The missional leadership process has been influenced by Everett Rogers’ work on the Diffusion of Innovation, which asks how do you do culture change within an organization? What are the skills and capacities that leaders need in order to be able to lead their people through adaptive change? We are facing challenges we have not seen before. We were trained for a world that doesn’t exist anymore, and we are discovering our way into the new world. We are going on a journey together where we are learning as we go. Our context is different than it was just ten years ago. This is a process in just-in-time learning.

We used the image that the church is like a sailboat. The church, like the sailboat, is not something that you can “drive”, but is something that is driven by the winds of the Holy Spirit. We can’t predict or control what happens. We are tacking and weaving our way across the water, trying to stay in the path of where the wind of the Spirit is blowing.

Why are we going on this journey? There is A Great Unraveling going on in both the church and the culture. We have been inside a wonderful tradition that has been woven together for centuries. It has been a good tradition and we don’t want to throw it away. But, it is coming apart. There is something deeply important being lost. We want to figure out how to lead in this time of unraveling, when the Spirit is pushing us places we have not been before.

Leadership cultivates environments that release the missional imagination of God’s people in a particular locale. These environments are where we go to learn again to listen to and discern the Spirit of God. We need this new imagination, because we know that our management strategies and techniques aren’t working so well anymore.

Our metaphor is that pastors are teaching elders. That is still important an important role, but it is no longer sufficient. We need to be cultivators who form a people in the likeness of Jesus Christ, asking what God is up to in our neighborhoods and how do we join that work? This is about change. We are invited into a journey of change. This leadership process is not about how to change the church, though. The focus is on what kind of change we need to make as leaders. We know that this kind of change does not happen in a straight line like going from point A to point B. It is like the tacking and weaving of the sailboat as it goes from the left to the right to the left to the right as it crosses the water.

The 360 survey looks at characteristics and skills in four areas: personal foundation attributes, creating a shared future, forming a congregational culture/environment, and engaging our context. If we are going to go through real change, then we must begin with listening to what is going on. We begin moving through the Missional Change model, which moves from Awareness to Understanding to Evaluation to Experimentation and then to Commitment.
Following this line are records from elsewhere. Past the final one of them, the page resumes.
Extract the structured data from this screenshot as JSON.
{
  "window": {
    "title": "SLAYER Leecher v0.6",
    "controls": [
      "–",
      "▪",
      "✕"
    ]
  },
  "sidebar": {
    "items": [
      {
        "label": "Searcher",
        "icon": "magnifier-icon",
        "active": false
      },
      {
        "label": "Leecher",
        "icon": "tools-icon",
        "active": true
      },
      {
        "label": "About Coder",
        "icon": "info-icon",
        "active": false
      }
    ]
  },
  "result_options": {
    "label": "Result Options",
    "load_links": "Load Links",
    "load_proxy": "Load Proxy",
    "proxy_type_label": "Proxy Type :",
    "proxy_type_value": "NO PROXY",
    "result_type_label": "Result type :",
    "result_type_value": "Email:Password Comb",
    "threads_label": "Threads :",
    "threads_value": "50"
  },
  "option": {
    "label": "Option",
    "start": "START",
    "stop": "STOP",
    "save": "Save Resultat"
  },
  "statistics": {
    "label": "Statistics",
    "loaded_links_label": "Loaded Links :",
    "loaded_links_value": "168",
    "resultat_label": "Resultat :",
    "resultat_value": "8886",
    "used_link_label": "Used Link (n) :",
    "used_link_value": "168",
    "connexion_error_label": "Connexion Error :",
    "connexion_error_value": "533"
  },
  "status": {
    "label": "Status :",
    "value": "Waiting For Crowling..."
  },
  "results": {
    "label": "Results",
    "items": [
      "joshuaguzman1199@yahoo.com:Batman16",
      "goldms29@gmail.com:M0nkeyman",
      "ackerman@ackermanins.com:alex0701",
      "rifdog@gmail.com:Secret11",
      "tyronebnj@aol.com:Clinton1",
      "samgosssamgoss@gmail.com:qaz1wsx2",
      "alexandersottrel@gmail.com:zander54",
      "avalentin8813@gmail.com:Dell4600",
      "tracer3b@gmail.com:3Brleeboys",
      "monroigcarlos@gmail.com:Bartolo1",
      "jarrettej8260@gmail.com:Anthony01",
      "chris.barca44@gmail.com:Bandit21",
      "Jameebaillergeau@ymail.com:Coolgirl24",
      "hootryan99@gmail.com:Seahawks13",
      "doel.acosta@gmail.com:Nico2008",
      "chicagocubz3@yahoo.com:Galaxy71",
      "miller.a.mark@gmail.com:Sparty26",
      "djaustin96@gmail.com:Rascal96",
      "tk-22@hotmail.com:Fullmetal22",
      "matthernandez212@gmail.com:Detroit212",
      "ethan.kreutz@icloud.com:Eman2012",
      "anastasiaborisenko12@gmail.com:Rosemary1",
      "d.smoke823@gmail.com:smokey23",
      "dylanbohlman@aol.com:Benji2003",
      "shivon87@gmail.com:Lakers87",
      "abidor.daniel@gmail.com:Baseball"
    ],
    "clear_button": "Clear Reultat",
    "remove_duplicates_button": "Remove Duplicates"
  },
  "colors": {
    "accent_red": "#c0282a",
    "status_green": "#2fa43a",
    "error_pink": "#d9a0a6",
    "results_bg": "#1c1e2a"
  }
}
The 360 survey begins this process by getting leaders going with Awareness and Understanding. This is about culture change and culture change is always adaptive change.

This process looks at forming new habits, values, attitudes, and practices. It looks at a new way of leading. As we learn to be different people, and as we learn to become different leaders, we are also looking at how we change the culture of our congregations, our presbyteries, and our synods. How do we cultivate a new imagination of what a presbytery and a synod could be? Can we begin to create a culture where we are asking different kinds of questions? Can we as leaders become open enough to say, look, we are facing problems we don’t know how to solve. How do we do this? How do we do this together? Can we make this the emerging culture of the synod?
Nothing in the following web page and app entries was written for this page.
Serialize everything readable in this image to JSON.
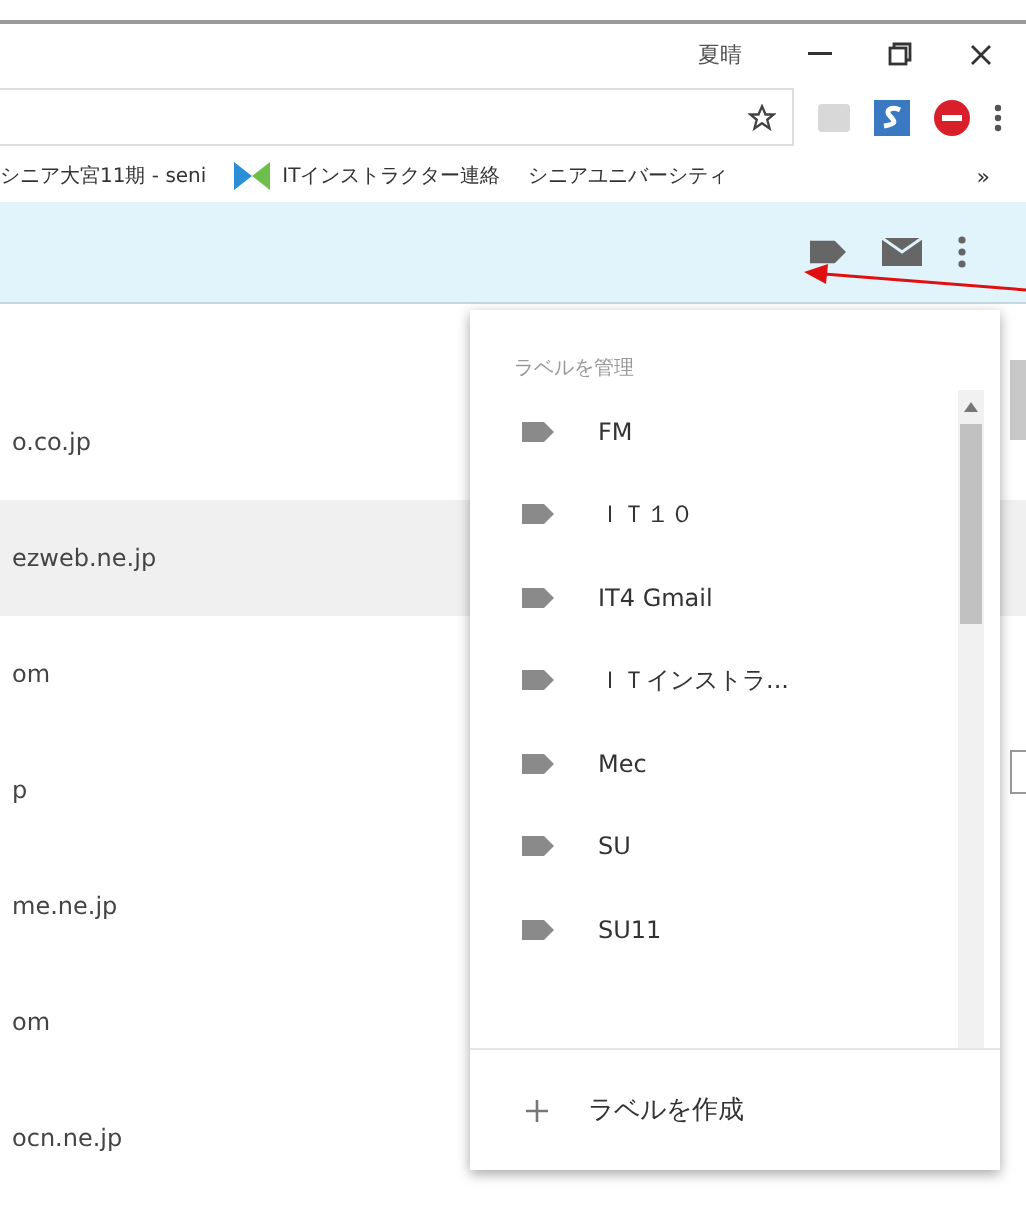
{
  "window": {
    "profile": "夏晴"
  },
  "bookmarks": [
    {
      "label": "シニア大宮11期 - seni",
      "kind": "plain"
    },
    {
      "label": "ITインストラクター連絡",
      "kind": "logo"
    },
    {
      "label": "シニアユニバーシティ",
      "kind": "plain"
    }
  ],
  "bookmarks_more": "»",
  "messages": [
    {
      "sender": "o.co.jp",
      "selected": false
    },
    {
      "sender": "ezweb.ne.jp",
      "selected": true
    },
    {
      "sender": "om",
      "selected": false
    },
    {
      "sender": "p",
      "selected": false
    },
    {
      "sender": "me.ne.jp",
      "selected": false
    },
    {
      "sender": "om",
      "selected": false
    },
    {
      "sender": "ocn.ne.jp",
      "selected": false
    }
  ],
  "label_menu": {
    "title": "ラベルを管理",
    "labels": [
      "FM",
      "ＩＴ１０",
      "IT4 Gmail",
      "ＩＴインストラ...",
      "Mec",
      "SU",
      "SU11"
    ],
    "create": "ラベルを作成"
  }
}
I think this is part of our connectional ministry. Bringing people together in learning communities is important to the cultivation of a positive, viable, hope-filled future. Regardless of the unraveling that is going on around us, this is one way that we continue to build strength into our leaders, our congregations, and our presbyteries, so that we will be a part of what God is doing in our world. Please pray for us as we move through this process this year. It will be interesting see where Christ will lead us and what will come out of this!